Bitcointreasuries.net tracks all known purchases of bitcoin by corporations. Among those companies are brand names like Tesla and Block. But the most significant corporate holder by far is MicroStrategy. Michael Saylor’s business intelligence company owned more than $6.6 billion of bitcoin, equivalent to more than 90% of the firm’s total market capitalization as of October 14, 2021.
In total, according to the website’s tally, public companies had about $12 billion of bitcoin on their balance sheets as of October 2021.
In announcing its initial purchase of bitcoin, MicroStrategy explained why the digital asset fit on a corporate balance sheet:
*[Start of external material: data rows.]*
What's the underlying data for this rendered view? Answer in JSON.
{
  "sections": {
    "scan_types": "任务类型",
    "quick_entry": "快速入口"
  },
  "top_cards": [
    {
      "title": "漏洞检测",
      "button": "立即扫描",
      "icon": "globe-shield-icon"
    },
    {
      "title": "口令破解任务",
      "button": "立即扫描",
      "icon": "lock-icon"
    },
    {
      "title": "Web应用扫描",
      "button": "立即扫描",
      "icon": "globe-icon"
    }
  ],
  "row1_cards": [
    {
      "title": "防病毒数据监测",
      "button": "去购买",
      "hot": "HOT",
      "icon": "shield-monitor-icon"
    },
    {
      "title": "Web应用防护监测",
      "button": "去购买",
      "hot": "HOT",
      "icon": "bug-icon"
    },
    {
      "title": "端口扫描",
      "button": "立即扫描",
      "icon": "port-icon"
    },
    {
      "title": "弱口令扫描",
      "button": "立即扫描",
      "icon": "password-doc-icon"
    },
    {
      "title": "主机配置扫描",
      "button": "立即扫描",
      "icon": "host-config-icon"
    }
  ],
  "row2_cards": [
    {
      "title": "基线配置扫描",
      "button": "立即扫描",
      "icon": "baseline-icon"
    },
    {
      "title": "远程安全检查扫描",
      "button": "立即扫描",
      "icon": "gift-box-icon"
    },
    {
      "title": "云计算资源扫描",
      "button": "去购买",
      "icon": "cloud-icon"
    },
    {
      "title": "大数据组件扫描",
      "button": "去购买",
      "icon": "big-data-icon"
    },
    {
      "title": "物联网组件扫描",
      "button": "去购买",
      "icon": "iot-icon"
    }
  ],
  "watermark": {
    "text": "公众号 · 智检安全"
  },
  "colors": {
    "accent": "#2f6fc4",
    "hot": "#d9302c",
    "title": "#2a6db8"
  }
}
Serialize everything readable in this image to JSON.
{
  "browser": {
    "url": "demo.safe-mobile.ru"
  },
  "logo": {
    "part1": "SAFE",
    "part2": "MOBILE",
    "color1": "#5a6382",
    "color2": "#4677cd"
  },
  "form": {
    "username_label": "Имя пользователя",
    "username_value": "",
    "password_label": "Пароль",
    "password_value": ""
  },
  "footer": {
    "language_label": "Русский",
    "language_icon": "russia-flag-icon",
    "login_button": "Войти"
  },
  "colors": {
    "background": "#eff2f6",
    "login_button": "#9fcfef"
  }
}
“This investment reflects our belief that bitcoin, as the world’s most widely-adopted cryptocurrency, is a dependable store of value and an attractive investment asset with more long-term appreciation potential than holding cash,” said CEO Michael Saylor at the time of the announcement. “Since its inception over a decade ago, bitcoin has emerged as a significant addition to the global financial system, with characteristics that are useful to both individuals and institutions. MicroStrategy has recognized bitcoin as a legitimate investment asset that can be superior to cash and accordingly has made bitcoin the principal holding in its treasury reserve strategy.”11
The best hedge fund managers are iconoclasts. They march to the beat of their own drum and aren’t afraid to go against consensus opinions. But they also know not to fight prevailing trends.
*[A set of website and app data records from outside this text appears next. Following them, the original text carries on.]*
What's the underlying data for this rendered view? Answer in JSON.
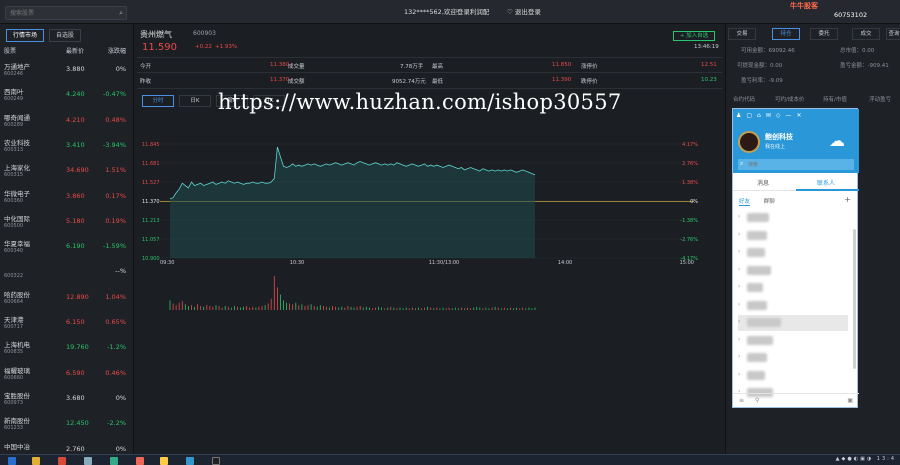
{
  "top": {
    "search_placeholder": "搜索股票",
    "welcome": "132****562,欢迎登录利润配",
    "logout": "退出登录",
    "brand": "牛牛股客",
    "account": "60753102"
  },
  "left": {
    "tabs": [
      "行情市场",
      "自选股"
    ],
    "headers": [
      "股票",
      "最新价",
      "涨跌幅"
    ],
    "stocks": [
      {
        "name": "万通地产",
        "code": "600246",
        "price": "3.880",
        "change": "0%",
        "cls": "white"
      },
      {
        "name": "西南叶",
        "code": "600249",
        "price": "4.240",
        "change": "-0.47%",
        "cls": "green"
      },
      {
        "name": "哪奇闻通",
        "code": "600289",
        "price": "4.210",
        "change": "0.48%",
        "cls": "red"
      },
      {
        "name": "农业科技",
        "code": "600313",
        "price": "3.410",
        "change": "-3.94%",
        "cls": "green"
      },
      {
        "name": "上海家化",
        "code": "600315",
        "price": "34.690",
        "change": "1.51%",
        "cls": "red"
      },
      {
        "name": "华微电子",
        "code": "600360",
        "price": "3.860",
        "change": "0.17%",
        "cls": "red"
      },
      {
        "name": "中化国际",
        "code": "600500",
        "price": "5.180",
        "change": "0.19%",
        "cls": "red"
      },
      {
        "name": "华夏幸福",
        "code": "600340",
        "price": "6.190",
        "change": "-1.59%",
        "cls": "green"
      },
      {
        "name": "",
        "code": "600322",
        "price": "",
        "change": "--%",
        "cls": "white"
      },
      {
        "name": "哈药股份",
        "code": "600664",
        "price": "12.890",
        "change": "1.04%",
        "cls": "red"
      },
      {
        "name": "天津港",
        "code": "600717",
        "price": "6.150",
        "change": "0.65%",
        "cls": "red"
      },
      {
        "name": "上海机电",
        "code": "600835",
        "price": "19.760",
        "change": "-1.2%",
        "cls": "green"
      },
      {
        "name": "福耀玻璃",
        "code": "600660",
        "price": "6.590",
        "change": "0.46%",
        "cls": "red"
      },
      {
        "name": "宝胜股份",
        "code": "600973",
        "price": "3.680",
        "change": "0%",
        "cls": "white"
      },
      {
        "name": "新南股份",
        "code": "601233",
        "price": "12.450",
        "change": "-2.2%",
        "cls": "green"
      },
      {
        "name": "中国中冶",
        "code": "",
        "price": "2.760",
        "change": "0%",
        "cls": "white"
      }
    ]
  },
  "stock": {
    "name": "贵州燃气",
    "code": "600903",
    "price": "11.590",
    "change_abs": "+0.22",
    "change_pct": "+1.93%",
    "add_button": "+ 加入自选",
    "time": "13:46:19",
    "quote_rows": [
      [
        [
          "今开",
          "11.380"
        ],
        [
          "成交量",
          "7.78万手"
        ],
        [
          "最高",
          "11.850"
        ],
        [
          "涨停价",
          "12.51"
        ]
      ],
      [
        [
          "昨收",
          "11.370"
        ],
        [
          "成交额",
          "9052.74万元"
        ],
        [
          "最低",
          "11.390"
        ],
        [
          "跌停价",
          "10.23"
        ]
      ]
    ]
  },
  "chart_tabs": [
    "分时",
    "日K",
    "周K",
    "月K"
  ],
  "watermark": "https://www.huzhan.com/ishop30557",
  "chart_data": {
    "type": "line",
    "title": "",
    "x_ticks": [
      "09:30",
      "10:30",
      "11:30/13:00",
      "14:00",
      "15:00"
    ],
    "y_ticks_left": [
      "11.845",
      "11.681",
      "11.527",
      "11.370",
      "11.213",
      "11.057",
      "10.900"
    ],
    "y_ticks_right": [
      "4.17%",
      "2.76%",
      "1.38%",
      "0%",
      "-1.38%",
      "-2.76%",
      "-4.17%"
    ],
    "ylim": [
      10.9,
      11.845
    ],
    "prev_close": 11.37,
    "price_series": [
      11.39,
      11.4,
      11.44,
      11.47,
      11.52,
      11.5,
      11.48,
      11.53,
      11.5,
      11.51,
      11.52,
      11.5,
      11.51,
      11.52,
      11.53,
      11.51,
      11.52,
      11.53,
      11.52,
      11.54,
      11.53,
      11.52,
      11.53,
      11.52,
      11.51,
      11.52,
      11.52,
      11.53,
      11.52,
      11.52,
      11.53,
      11.52,
      11.52,
      11.53,
      11.56,
      11.82,
      11.74,
      11.66,
      11.65,
      11.66,
      11.68,
      11.66,
      11.67,
      11.66,
      11.67,
      11.68,
      11.67,
      11.68,
      11.67,
      11.66,
      11.67,
      11.68,
      11.67,
      11.68,
      11.69,
      11.68,
      11.67,
      11.68,
      11.69,
      11.68,
      11.67,
      11.69,
      11.7,
      11.69,
      11.68,
      11.67,
      11.68,
      11.69,
      11.68,
      11.67,
      11.68,
      11.67,
      11.68,
      11.67,
      11.69,
      11.68,
      11.67,
      11.66,
      11.67,
      11.68,
      11.67,
      11.66,
      11.67,
      11.68,
      11.66,
      11.67,
      11.66,
      11.67,
      11.66,
      11.65,
      11.66,
      11.67,
      11.66,
      11.65,
      11.64,
      11.65,
      11.63,
      11.64,
      11.65,
      11.64,
      11.63,
      11.62,
      11.64,
      11.63,
      11.62,
      11.63,
      11.62,
      11.63,
      11.62,
      11.63,
      11.62,
      11.63,
      11.62,
      11.61,
      11.62,
      11.63,
      11.62,
      11.61,
      11.6,
      11.59
    ],
    "volume_series": [
      1.2,
      0.8,
      0.6,
      0.9,
      1.1,
      0.7,
      0.5,
      0.6,
      0.4,
      0.7,
      0.5,
      0.4,
      0.6,
      0.5,
      0.4,
      0.6,
      0.5,
      0.3,
      0.5,
      0.4,
      0.3,
      0.5,
      0.4,
      0.3,
      0.4,
      0.5,
      0.3,
      0.4,
      0.3,
      0.4,
      0.5,
      0.6,
      0.8,
      1.4,
      4.2,
      2.8,
      1.9,
      1.2,
      0.9,
      0.8,
      0.7,
      0.9,
      0.6,
      0.7,
      0.5,
      0.6,
      0.7,
      0.5,
      0.4,
      0.6,
      0.5,
      0.4,
      0.3,
      0.5,
      0.4,
      0.3,
      0.4,
      0.3,
      0.5,
      0.4,
      0.3,
      0.4,
      0.5,
      0.3,
      0.4,
      0.3,
      0.2,
      0.3,
      0.4,
      0.3,
      0.2,
      0.3,
      0.4,
      0.3,
      0.2,
      0.3,
      0.2,
      0.3,
      0.2,
      0.3,
      0.2,
      0.3,
      0.2,
      0.3,
      0.4,
      0.3,
      0.2,
      0.3,
      0.2,
      0.3,
      0.2,
      0.3,
      0.2,
      0.3,
      0.2,
      0.3,
      0.2,
      0.3,
      0.2,
      0.3,
      0.4,
      0.3,
      0.2,
      0.3,
      0.2,
      0.3,
      0.4,
      0.3,
      0.2,
      0.3,
      0.2,
      0.3,
      0.2,
      0.3,
      0.2,
      0.3,
      0.2,
      0.3,
      0.2,
      0.3
    ],
    "line_color": "#e6e6e6",
    "avg_color": "#e6c13a",
    "up_color": "#e94b4b",
    "down_color": "#29c46b"
  },
  "right": {
    "tabs": [
      "交易",
      "持仓",
      "委托",
      "成交",
      "查询"
    ],
    "info": [
      [
        "可用金额：69092.46",
        "总市值：0.00"
      ],
      [
        "可提现金额：0.00",
        "盈亏金额：-909.41"
      ],
      [
        "盈亏利率：-9.09",
        ""
      ]
    ],
    "list_headers": [
      "合约代码",
      "可约/成本价",
      "持有/市值",
      "浮动盈亏"
    ]
  },
  "qq": {
    "name": "鲍创科技",
    "status": "我在线上",
    "search_placeholder": "搜索",
    "tabs": [
      "消息",
      "联系人"
    ],
    "subtabs": [
      "好友",
      "群聊"
    ],
    "plus": "+",
    "groups": 11
  },
  "taskbar": {
    "clock": "13:4"
  }
}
Three of the best are bitcoin holders.
Stan Druckenmiller12, Paul Tudor Jones13, and George Soros14 (via his family office) have all publicly disclosed that they own bitcoin.
In a podcast interview, Druckenmiller said that he previously thought of bitcoin as “a solution in search of a problem.”15 In March of 2020, however, that all changed.
“I found the problem: When we did the CARES Act and Chairman Powell started crossing all sorts of red lines in terms of what the Fed would do and wouldn’t do,” Druckenmiller said. “The problem was Jay Powell and the world’s central bankers going nuts and making fiat money even more questionable than it already has been when I used to own gold.”
As already highlighted, NYDIG has partnered with community banks to offer their clients the ability to buy and custody bitcoin on their platforms.
But it’s not just small banks that are embracing bitcoin.
NYDIG also counts major banks as partners. For example, U.S. Bank is offering custody services to its institutional clients using NYDIG’s platform.16